*Work instructions*
This task calls for every entry below to be repeated exactly, without the pictures.

** Opening Provided data block **

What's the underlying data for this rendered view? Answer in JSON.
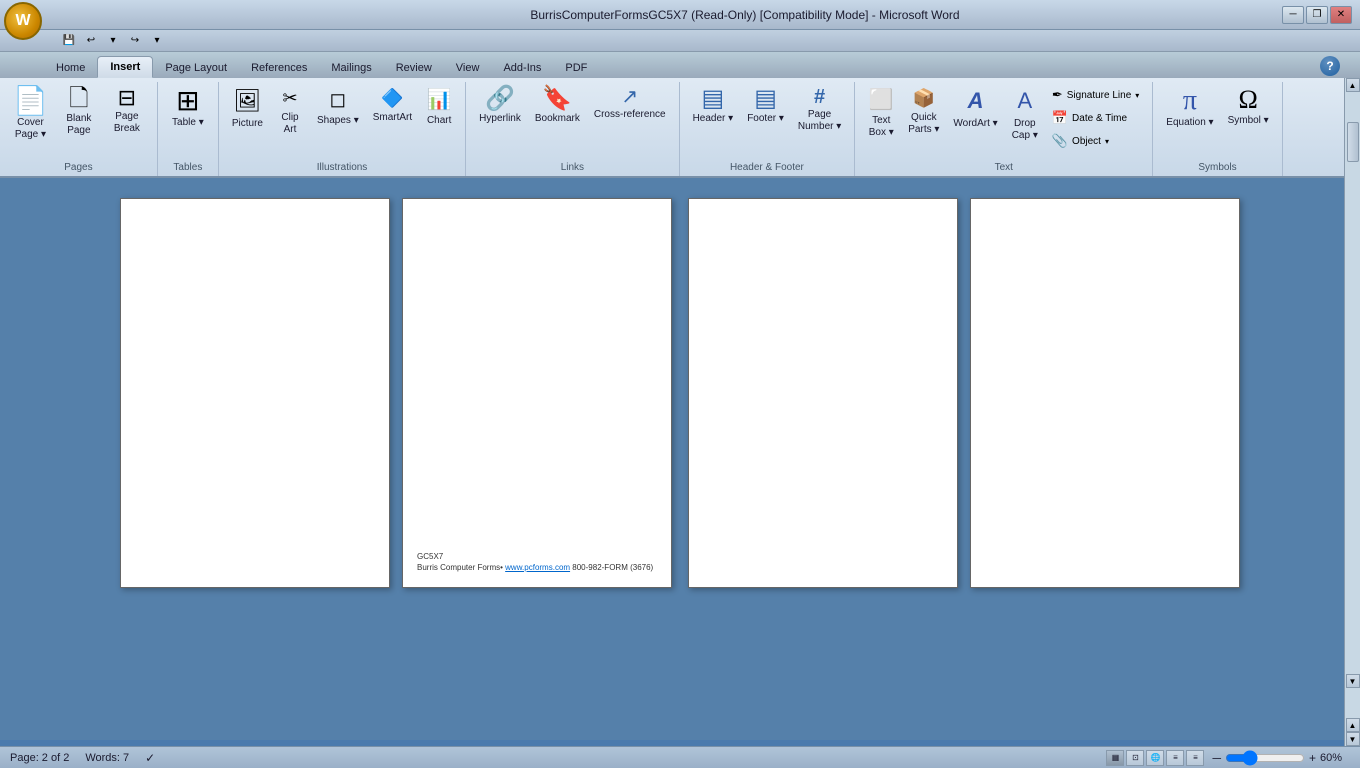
{
  "titlebar": {
    "title": "BurrisComputerFormsGC5X7 (Read-Only) [Compatibility Mode] - Microsoft Word",
    "min": "─",
    "restore": "❐",
    "close": "✕"
  },
  "quickaccess": {
    "save": "💾",
    "undo": "↩",
    "redo": "↪",
    "customizer": "▾"
  },
  "tabs": [
    {
      "id": "home",
      "label": "Home"
    },
    {
      "id": "insert",
      "label": "Insert",
      "active": true
    },
    {
      "id": "pagelayout",
      "label": "Page Layout"
    },
    {
      "id": "references",
      "label": "References"
    },
    {
      "id": "mailings",
      "label": "Mailings"
    },
    {
      "id": "review",
      "label": "Review"
    },
    {
      "id": "view",
      "label": "View"
    },
    {
      "id": "addins",
      "label": "Add-Ins"
    },
    {
      "id": "pdf",
      "label": "PDF"
    }
  ],
  "ribbon": {
    "groups": [
      {
        "id": "pages",
        "label": "Pages",
        "buttons": [
          {
            "id": "cover-page",
            "label": "Cover\nPage",
            "icon": "📄",
            "type": "large",
            "dropdown": true
          },
          {
            "id": "blank-page",
            "label": "Blank\nPage",
            "icon": "📋",
            "type": "large"
          },
          {
            "id": "page-break",
            "label": "Page\nBreak",
            "icon": "⬚",
            "type": "large"
          }
        ]
      },
      {
        "id": "tables",
        "label": "Tables",
        "buttons": [
          {
            "id": "table",
            "label": "Table",
            "icon": "⊞",
            "type": "large",
            "dropdown": true
          }
        ]
      },
      {
        "id": "illustrations",
        "label": "Illustrations",
        "buttons": [
          {
            "id": "picture",
            "label": "Picture",
            "icon": "🖼",
            "type": "medium"
          },
          {
            "id": "clip-art",
            "label": "Clip\nArt",
            "icon": "✂",
            "type": "medium"
          },
          {
            "id": "shapes",
            "label": "Shapes",
            "icon": "◻",
            "type": "medium",
            "dropdown": true
          },
          {
            "id": "smartart",
            "label": "SmartArt",
            "icon": "🔷",
            "type": "medium"
          },
          {
            "id": "chart",
            "label": "Chart",
            "icon": "📊",
            "type": "medium"
          }
        ]
      },
      {
        "id": "links",
        "label": "Links",
        "buttons": [
          {
            "id": "hyperlink",
            "label": "Hyperlink",
            "icon": "🔗",
            "type": "large"
          },
          {
            "id": "bookmark",
            "label": "Bookmark",
            "icon": "🔖",
            "type": "large"
          },
          {
            "id": "cross-reference",
            "label": "Cross-reference",
            "icon": "↗",
            "type": "large"
          }
        ]
      },
      {
        "id": "header-footer",
        "label": "Header & Footer",
        "buttons": [
          {
            "id": "header",
            "label": "Header",
            "icon": "▤",
            "type": "large",
            "dropdown": true
          },
          {
            "id": "footer",
            "label": "Footer",
            "icon": "▤",
            "type": "large",
            "dropdown": true
          },
          {
            "id": "page-number",
            "label": "Page\nNumber",
            "icon": "#",
            "type": "large",
            "dropdown": true
          }
        ]
      },
      {
        "id": "text",
        "label": "Text",
        "buttons": [
          {
            "id": "text-box",
            "label": "Text\nBox",
            "icon": "⬜",
            "type": "medium",
            "dropdown": true
          },
          {
            "id": "quick-parts",
            "label": "Quick\nParts",
            "icon": "📦",
            "type": "medium",
            "dropdown": true
          },
          {
            "id": "wordart",
            "label": "WordArt",
            "icon": "A",
            "type": "medium",
            "dropdown": true
          },
          {
            "id": "drop-cap",
            "label": "Drop\nCap",
            "icon": "A",
            "type": "medium",
            "dropdown": true
          },
          {
            "id": "sig-group",
            "type": "sig-stack",
            "items": [
              {
                "id": "signature-line",
                "label": "Signature Line",
                "icon": "✒",
                "dropdown": true
              },
              {
                "id": "date-time",
                "label": "Date & Time",
                "icon": "📅"
              },
              {
                "id": "object",
                "label": "Object",
                "icon": "📎",
                "dropdown": true
              }
            ]
          }
        ]
      },
      {
        "id": "symbols",
        "label": "Symbols",
        "buttons": [
          {
            "id": "equation",
            "label": "Equation",
            "icon": "π",
            "type": "large",
            "dropdown": true
          },
          {
            "id": "symbol",
            "label": "Symbol",
            "icon": "Ω",
            "type": "large",
            "dropdown": true
          }
        ]
      }
    ]
  },
  "document": {
    "pages": [
      {
        "id": "p1",
        "hasContent": false,
        "hasFooter": false
      },
      {
        "id": "p2",
        "hasContent": false,
        "hasFooter": true,
        "footer": {
          "line1": "GC5X7",
          "line2": "Burris Computer Forms•",
          "link": "www.pcforms.com",
          "line2rest": " 800-982-FORM (3676)"
        }
      },
      {
        "id": "p3",
        "hasContent": false,
        "hasFooter": false
      },
      {
        "id": "p4",
        "hasContent": false,
        "hasFooter": false
      }
    ]
  },
  "statusbar": {
    "page": "Page: 2 of 2",
    "words": "Words: 7",
    "zoom": "60%"
  }
}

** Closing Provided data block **

*Exercise response*
What's the underlying data for this rendered view? Answer in JSON.
{
  "titlebar": {
    "title": "BurrisComputerFormsGC5X7 (Read-Only) [Compatibility Mode] - Microsoft Word",
    "min": "─",
    "restore": "❐",
    "close": "✕"
  },
  "quickaccess": {
    "save": "💾",
    "undo": "↩",
    "redo": "↪",
    "customizer": "▾"
  },
  "tabs": [
    {
      "id": "home",
      "label": "Home"
    },
    {
      "id": "insert",
      "label": "Insert",
      "active": true
    },
    {
      "id": "pagelayout",
      "label": "Page Layout"
    },
    {
      "id": "references",
      "label": "References"
    },
    {
      "id": "mailings",
      "label": "Mailings"
    },
    {
      "id": "review",
      "label": "Review"
    },
    {
      "id": "view",
      "label": "View"
    },
    {
      "id": "addins",
      "label": "Add-Ins"
    },
    {
      "id": "pdf",
      "label": "PDF"
    }
  ],
  "ribbon": {
    "groups": [
      {
        "id": "pages",
        "label": "Pages",
        "buttons": [
          {
            "id": "cover-page",
            "label": "Cover\nPage",
            "icon": "📄",
            "type": "large",
            "dropdown": true
          },
          {
            "id": "blank-page",
            "label": "Blank\nPage",
            "icon": "📋",
            "type": "large"
          },
          {
            "id": "page-break",
            "label": "Page\nBreak",
            "icon": "⬚",
            "type": "large"
          }
        ]
      },
      {
        "id": "tables",
        "label": "Tables",
        "buttons": [
          {
            "id": "table",
            "label": "Table",
            "icon": "⊞",
            "type": "large",
            "dropdown": true
          }
        ]
      },
      {
        "id": "illustrations",
        "label": "Illustrations",
        "buttons": [
          {
            "id": "picture",
            "label": "Picture",
            "icon": "🖼",
            "type": "medium"
          },
          {
            "id": "clip-art",
            "label": "Clip\nArt",
            "icon": "✂",
            "type": "medium"
          },
          {
            "id": "shapes",
            "label": "Shapes",
            "icon": "◻",
            "type": "medium",
            "dropdown": true
          },
          {
            "id": "smartart",
            "label": "SmartArt",
            "icon": "🔷",
            "type": "medium"
          },
          {
            "id": "chart",
            "label": "Chart",
            "icon": "📊",
            "type": "medium"
          }
        ]
      },
      {
        "id": "links",
        "label": "Links",
        "buttons": [
          {
            "id": "hyperlink",
            "label": "Hyperlink",
            "icon": "🔗",
            "type": "large"
          },
          {
            "id": "bookmark",
            "label": "Bookmark",
            "icon": "🔖",
            "type": "large"
          },
          {
            "id": "cross-reference",
            "label": "Cross-reference",
            "icon": "↗",
            "type": "large"
          }
        ]
      },
      {
        "id": "header-footer",
        "label": "Header & Footer",
        "buttons": [
          {
            "id": "header",
            "label": "Header",
            "icon": "▤",
            "type": "large",
            "dropdown": true
          },
          {
            "id": "footer",
            "label": "Footer",
            "icon": "▤",
            "type": "large",
            "dropdown": true
          },
          {
            "id": "page-number",
            "label": "Page\nNumber",
            "icon": "#",
            "type": "large",
            "dropdown": true
          }
        ]
      },
      {
        "id": "text",
        "label": "Text",
        "buttons": [
          {
            "id": "text-box",
            "label": "Text\nBox",
            "icon": "⬜",
            "type": "medium",
            "dropdown": true
          },
          {
            "id": "quick-parts",
            "label": "Quick\nParts",
            "icon": "📦",
            "type": "medium",
            "dropdown": true
          },
          {
            "id": "wordart",
            "label": "WordArt",
            "icon": "A",
            "type": "medium",
            "dropdown": true
          },
          {
            "id": "drop-cap",
            "label": "Drop\nCap",
            "icon": "A",
            "type": "medium",
            "dropdown": true
          },
          {
            "id": "sig-group",
            "type": "sig-stack",
            "items": [
              {
                "id": "signature-line",
                "label": "Signature Line",
                "icon": "✒",
                "dropdown": true
              },
              {
                "id": "date-time",
                "label": "Date & Time",
                "icon": "📅"
              },
              {
                "id": "object",
                "label": "Object",
                "icon": "📎",
                "dropdown": true
              }
            ]
          }
        ]
      },
      {
        "id": "symbols",
        "label": "Symbols",
        "buttons": [
          {
            "id": "equation",
            "label": "Equation",
            "icon": "π",
            "type": "large",
            "dropdown": true
          },
          {
            "id": "symbol",
            "label": "Symbol",
            "icon": "Ω",
            "type": "large",
            "dropdown": true
          }
        ]
      }
    ]
  },
  "document": {
    "pages": [
      {
        "id": "p1",
        "hasContent": false,
        "hasFooter": false
      },
      {
        "id": "p2",
        "hasContent": false,
        "hasFooter": true,
        "footer": {
          "line1": "GC5X7",
          "line2": "Burris Computer Forms•",
          "link": "www.pcforms.com",
          "line2rest": " 800-982-FORM (3676)"
        }
      },
      {
        "id": "p3",
        "hasContent": false,
        "hasFooter": false
      },
      {
        "id": "p4",
        "hasContent": false,
        "hasFooter": false
      }
    ]
  },
  "statusbar": {
    "page": "Page: 2 of 2",
    "words": "Words: 7",
    "zoom": "60%"
  }
}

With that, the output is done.